My Advice to Startups Searching for the Right Investors
What Angel Investors Look for in Early Stage Startups
Do you have a great fledgling startup and are looking to make it a successful reality? At some point, you will need to raise capital in order to move it forward. When looking to raise money at the pre-seed or seed level, it is generally best to seek an angel investor rather than a venture capitalist. The reason for that is that while both angel investors and VCs are looking to make a solid return on their investment, VCs are often solely interested in ROI. Angel investors, on the other hand, are frequently willing to assume more risk. Angel investors seek to get in on the action earlier. They want “skin in the game.” They want to be involved. When an angel investor takes on your idea, not only will you receive funding, but you will likely also receive a mentor — one who may very much want to be a board member.
What Do Angel Investors Look For?
Most angel investors are seasoned entrepreneurs. They have played on the toughest fields and won. They thrive on the stress, initiative, and thrill of building a new enterprise. Nevertheless, while they are accustomed to looking at the big picture and seeing the potential of a great idea, they still need to see that your venture is backed up by a stellar team.
Having an A-Team
At the early stages of a startup’s development, evaluating a product or technology is not an objective science, rather a subjective or intuitive choice. Early stage investment places its bets on the team to a greater extent than the business model or the product. At this stage, a brilliant team is more important than a brilliant idea.
A high-performance team begins with the founders. Seasoned investors understand that only 10% of all startups scale and succeed so they look for people who know why they are in business and what problem is solved by their product or service. It is important to clearly articulate your goals. Show that you eat, breathe, and live your vision. Demonstrate your drive and resilience to succeed even in spite of setbacks.
Investors rely on the founders to have a realistic and clear understanding of how to lead and manage a team while shouldering the responsibility of the business. High-performance teams know how to disagree, discuss, listen, and resolve. Multiple viewpoints mean that fewer opportunities and obstacles will be overlooked. Your team will define your success and it is your most valuable asset.
A Winning Strategy
Every great team needs a playbook. Without a basic strategy about how to pitch your idea, the uniqueness or significance of it will not matter because it will fail before it is launched. No investor will put money into the game until it is clear that you and your team know the basic plays.
Tell Your Story
The first play is to tell your story in an interesting way. Engage your angel by weaving your story throughout your pitch deck. Highlight the problem that your business solves and how you and your team are qualified to bring it to market.
Outline a Business Plan
While you may not have all the answers to the big questions about your business, it is important to arm yourself with a plan that is thought out. At the least, you should come up with ideas for actions to take that will demonstrate your thought process, business acumen, and creativity. Angel investors will likely not be looking for the perfect or most developed idea. In fact, they may not be looking for it at all because it may indicate that you are too set in your ways and are inflexible. Angel investors frequently place a priority on looking for the right people who have an entrepreneurial spirit and sharpness of mind.

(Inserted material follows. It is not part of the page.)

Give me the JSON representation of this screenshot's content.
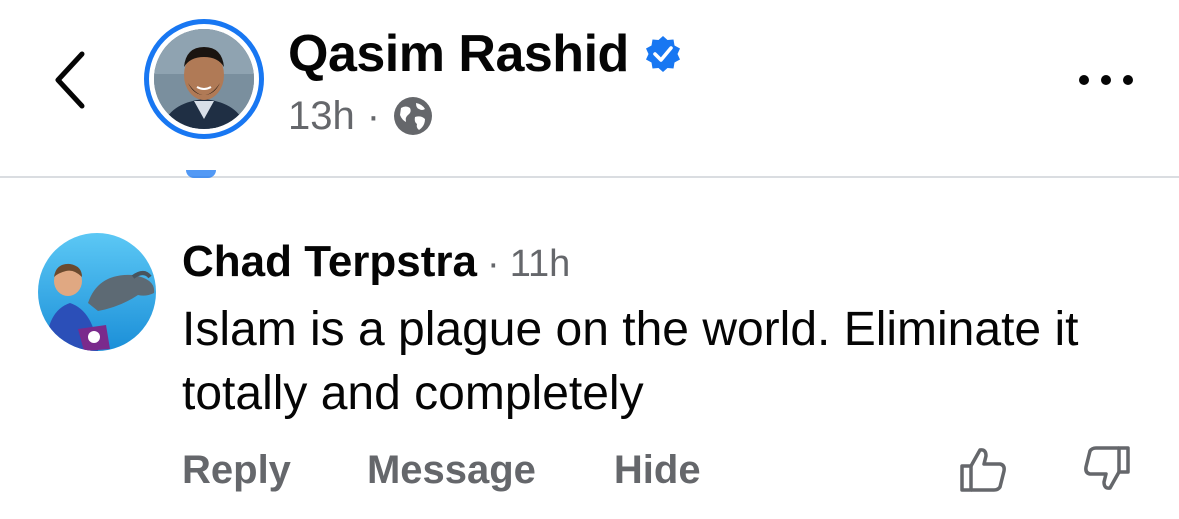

Set Firm and Realistic KPIs
Key Performance Indicators (KPIs) are a clear and effective way to see and understand what you have achieved relative to your business objectives. They are a good indicator of your ability to set goals and reach them. In addition, they show that you can be realistic and pragmatic about quickly recognizing any mistakes and fixing them. If you find that you have not reached a certain KPI that you have set and that you consequently decided to pivot or take the startup in a different direction, there is no reason to hide that from your angel investor. On the contrary, it would be best to explain the reason behind the change that you made since that truly speaks to your agility and ability to think on your feet.
Are You Coachable?
The best teams with the best strategies still need input from their coach. Investors may bring capital along with them, but they often more importantly have experience, which can provide your endeavor with tremendous value. This experience enables them to offer you feedback, guidance, and questions that will help improve your business.
When you step up to the plate to pitch for funding, remember that not only does your angel investor need to choose you. You need to choose your angel investor. You need to make sure that your angel investor is someone with whom you can work, someone with whom you can brainstorm, and someone you can trust. Why? Because they will be involved in your idea from the critical moments of its construction all the way until it takes form, hopefully goes to market, and scales. You do not want to get stuck with a bad match. A good fit between you and your business angel can be the difference between the success and failure of your business. It is the quality of the partnership that is key.